Sam and Marc battle it out for third across line

The duel for third place across the finish line in the Vendee Globe between Sam Davies (Roxy) and Marc Guillemot (Safran) is in the balance. Sam has 1,925 miles to sail to the finish line.
Guillemot (2,143 miles to finish) had a consistent speed advantage yesterday as he headed round the west side of an anticyclone, with Sam having more upwind angles as she seeks the eastern side.

While Sam was computed yesterday to be 203 miles ahead of Marc Guillemot in terms of distance to finish, she is over 100 miles further south.

Of course, Sam is not likely to beat Marc to the podium, because he was awarded 82 hours redress for standing by Yann Elies in the Southern Ocean, whereas Sam was awarded just 11 hours for her diversion towards Elies.

When Sam tacks to port for Cape Finisterre will be a huge strategic moment, but as she described during The 2008 Artemis Transat, it will not be without significant effort:

1- First of all a trip forward inside the boat via the ballast valves to start
the water transfer, then to the sails to re-stack all 200kg of them onto what
will be the new high side.
2- Then back to stack the three “toboggans” that slide across Roxy on a pulley
system. This is where I stow all my food, safety gear, spares and clothes;
3- After closing the ballast transfer and opening to top up the new windward
tanks, I jump on deck. I have to be quick now because all the gear and ballast
is to leeward so we are not quick and Roxy is not happy!
4- Prepare the new runner, new daggerboard down, release a bit of mainsheet,
keel released to leeward…
5- Set the autopilot to tack the boat, while I winch the sails back in. Not an
easy task as after all the preparation I am already knackered!
6- Old board up, leeward runner forward etc etc.
7- Then head back down below to finish emptying the leeward ballast (with the
electric bilge pump)

‘THEN,’ Sam says, ‘as you can imagine, I am totally knackered. Usually following the
manoeuvre I frantically tear off of all my clothes as I am totally hot and
soaked with sweat, and gulp down a litre of water. Then I collapse on the
chart table seat. Then I rapidly put all my clothes back on for the North
Atlantic conditions.

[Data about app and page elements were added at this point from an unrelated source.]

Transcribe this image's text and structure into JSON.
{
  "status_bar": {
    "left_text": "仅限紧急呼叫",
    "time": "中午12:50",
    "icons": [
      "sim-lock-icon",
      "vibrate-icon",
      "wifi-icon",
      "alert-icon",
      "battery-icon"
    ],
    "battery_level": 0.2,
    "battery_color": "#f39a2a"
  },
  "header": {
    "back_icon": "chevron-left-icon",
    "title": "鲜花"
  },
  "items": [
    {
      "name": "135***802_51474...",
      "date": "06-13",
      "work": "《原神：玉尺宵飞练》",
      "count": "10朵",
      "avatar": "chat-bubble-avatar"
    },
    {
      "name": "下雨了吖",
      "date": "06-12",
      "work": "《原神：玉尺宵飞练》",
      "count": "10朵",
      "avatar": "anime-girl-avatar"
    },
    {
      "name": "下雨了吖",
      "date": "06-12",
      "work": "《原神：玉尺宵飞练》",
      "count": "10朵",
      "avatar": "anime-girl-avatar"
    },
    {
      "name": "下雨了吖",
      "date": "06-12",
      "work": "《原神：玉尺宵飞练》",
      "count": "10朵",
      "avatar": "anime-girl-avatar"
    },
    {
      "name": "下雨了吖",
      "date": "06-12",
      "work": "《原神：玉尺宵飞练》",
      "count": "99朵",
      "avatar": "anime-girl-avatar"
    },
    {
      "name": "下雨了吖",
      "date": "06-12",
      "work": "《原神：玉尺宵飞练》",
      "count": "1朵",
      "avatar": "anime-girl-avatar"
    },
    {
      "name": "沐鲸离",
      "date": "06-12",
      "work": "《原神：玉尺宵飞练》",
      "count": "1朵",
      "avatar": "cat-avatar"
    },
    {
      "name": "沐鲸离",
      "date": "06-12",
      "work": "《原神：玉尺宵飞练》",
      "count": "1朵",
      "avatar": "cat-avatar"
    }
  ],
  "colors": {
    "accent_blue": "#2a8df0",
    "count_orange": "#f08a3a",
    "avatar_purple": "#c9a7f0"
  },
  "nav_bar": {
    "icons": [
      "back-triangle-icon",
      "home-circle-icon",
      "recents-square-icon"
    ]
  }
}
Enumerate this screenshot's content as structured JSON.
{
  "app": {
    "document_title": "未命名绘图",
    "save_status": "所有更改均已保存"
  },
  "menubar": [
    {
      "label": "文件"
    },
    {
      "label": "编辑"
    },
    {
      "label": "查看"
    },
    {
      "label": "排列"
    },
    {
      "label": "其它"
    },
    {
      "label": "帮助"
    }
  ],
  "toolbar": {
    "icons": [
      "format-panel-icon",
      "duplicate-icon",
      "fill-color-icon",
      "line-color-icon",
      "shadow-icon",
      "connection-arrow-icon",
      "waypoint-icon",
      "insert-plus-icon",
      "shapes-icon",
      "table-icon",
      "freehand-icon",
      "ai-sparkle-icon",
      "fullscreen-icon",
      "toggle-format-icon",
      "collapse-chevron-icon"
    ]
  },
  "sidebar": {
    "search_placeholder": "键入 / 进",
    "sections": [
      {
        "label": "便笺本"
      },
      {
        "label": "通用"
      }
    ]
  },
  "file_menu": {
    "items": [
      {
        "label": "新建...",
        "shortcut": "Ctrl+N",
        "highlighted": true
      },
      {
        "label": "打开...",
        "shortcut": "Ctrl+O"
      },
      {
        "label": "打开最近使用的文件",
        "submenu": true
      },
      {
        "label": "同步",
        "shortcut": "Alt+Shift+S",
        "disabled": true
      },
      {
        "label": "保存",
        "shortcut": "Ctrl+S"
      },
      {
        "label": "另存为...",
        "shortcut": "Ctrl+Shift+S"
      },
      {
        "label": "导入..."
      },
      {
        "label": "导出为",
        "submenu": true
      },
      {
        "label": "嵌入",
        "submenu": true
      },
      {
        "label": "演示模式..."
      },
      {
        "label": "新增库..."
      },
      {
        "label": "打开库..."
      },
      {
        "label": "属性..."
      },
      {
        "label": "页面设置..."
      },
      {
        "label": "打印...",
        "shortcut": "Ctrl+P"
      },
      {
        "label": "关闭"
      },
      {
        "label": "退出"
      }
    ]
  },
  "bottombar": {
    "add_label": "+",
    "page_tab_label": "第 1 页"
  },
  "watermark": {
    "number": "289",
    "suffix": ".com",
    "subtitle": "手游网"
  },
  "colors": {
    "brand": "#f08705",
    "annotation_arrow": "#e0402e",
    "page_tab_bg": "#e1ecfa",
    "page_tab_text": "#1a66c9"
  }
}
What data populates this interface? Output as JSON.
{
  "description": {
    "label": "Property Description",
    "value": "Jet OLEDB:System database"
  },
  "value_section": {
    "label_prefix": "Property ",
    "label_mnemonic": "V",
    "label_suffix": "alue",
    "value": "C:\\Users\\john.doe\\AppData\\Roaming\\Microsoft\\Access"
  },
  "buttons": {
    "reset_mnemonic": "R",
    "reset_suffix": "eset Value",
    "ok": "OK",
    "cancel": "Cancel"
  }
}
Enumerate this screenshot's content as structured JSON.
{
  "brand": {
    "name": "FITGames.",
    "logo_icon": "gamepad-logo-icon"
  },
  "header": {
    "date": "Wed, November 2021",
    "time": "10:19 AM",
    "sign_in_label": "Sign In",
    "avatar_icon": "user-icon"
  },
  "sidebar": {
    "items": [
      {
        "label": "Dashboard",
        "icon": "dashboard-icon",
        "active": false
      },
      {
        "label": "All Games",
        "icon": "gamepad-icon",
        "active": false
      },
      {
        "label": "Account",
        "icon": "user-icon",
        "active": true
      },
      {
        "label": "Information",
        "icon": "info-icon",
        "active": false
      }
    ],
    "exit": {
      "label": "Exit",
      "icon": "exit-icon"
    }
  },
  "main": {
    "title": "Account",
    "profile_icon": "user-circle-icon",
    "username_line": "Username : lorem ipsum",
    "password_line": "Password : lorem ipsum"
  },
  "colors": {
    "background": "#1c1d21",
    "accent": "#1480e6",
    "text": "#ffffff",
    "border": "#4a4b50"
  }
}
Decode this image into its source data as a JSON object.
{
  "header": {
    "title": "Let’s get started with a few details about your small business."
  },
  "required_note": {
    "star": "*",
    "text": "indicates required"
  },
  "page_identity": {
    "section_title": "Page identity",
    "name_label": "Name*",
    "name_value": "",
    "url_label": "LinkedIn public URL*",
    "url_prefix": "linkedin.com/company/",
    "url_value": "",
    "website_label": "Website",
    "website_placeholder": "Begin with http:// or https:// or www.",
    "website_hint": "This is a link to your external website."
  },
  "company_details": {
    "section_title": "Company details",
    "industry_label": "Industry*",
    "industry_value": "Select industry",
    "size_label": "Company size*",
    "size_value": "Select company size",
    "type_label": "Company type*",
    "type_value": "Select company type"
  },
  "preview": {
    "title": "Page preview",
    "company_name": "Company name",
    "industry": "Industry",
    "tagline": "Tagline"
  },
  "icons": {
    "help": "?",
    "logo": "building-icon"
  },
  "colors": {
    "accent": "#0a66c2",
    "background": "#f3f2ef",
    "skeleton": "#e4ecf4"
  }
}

In second place, Armel Le Cléac’h is now expected to finish the Vendee Globe between tomorrow at 0900hrs GMT and Saturday 1500hrs GMT, which would mean
Desjoyeaux’s margin will be at least four and a half days and more likely five
days. Le Cléach reported that Tuesday night was probably the toughest of his
race so far, with gusts to 60 knots and big, cross seas. Le Cléac’h has 11 hours of redress against Guillemot 82 hours, so so Le Cléach needs to see Guillemot several hundred miles behind when he crosses the finish to be sure of second place.

Day 87 ½ Leader on the water: Le Cléac’h 200 miles W of Cape Finisterre
04:00 HRS GMT. Rankings
1 . Michel Desjoyeaux (Foncia) finished after 84 days 3 hours, 9 minutes
2 . Armel Le Cléac’h (Brit Air) at 582 miles to finish
3 . Sam Davies (Roxy) at 1,925 miles to finish
4 . Marc Guillemot (Safran) at 2,143 miles to finish
5 . Brian Thompson (Bahrain Team Pindar) at 2,313 miles to finish
6 . Dee Caffari (Aviva) at 2,522 miles to finish
7 . Arnaud Boissières (Akena Vérandas) at 3025 miles to finish
8 . Steve White (Toe in the Water) 3878 miles to finish
9 . Rich Wilson (Great American III) at 5307 miles to finish
10 . Raphaël Dinelli (Fondation Océan Vital) at 6501 miles to finish
11 . Norbert Sedlacek (Nauticsport – Kapsch) at 6919 miles to finish
RDG . Vincent Riou (PRB). 3rd equal. 30 boats started.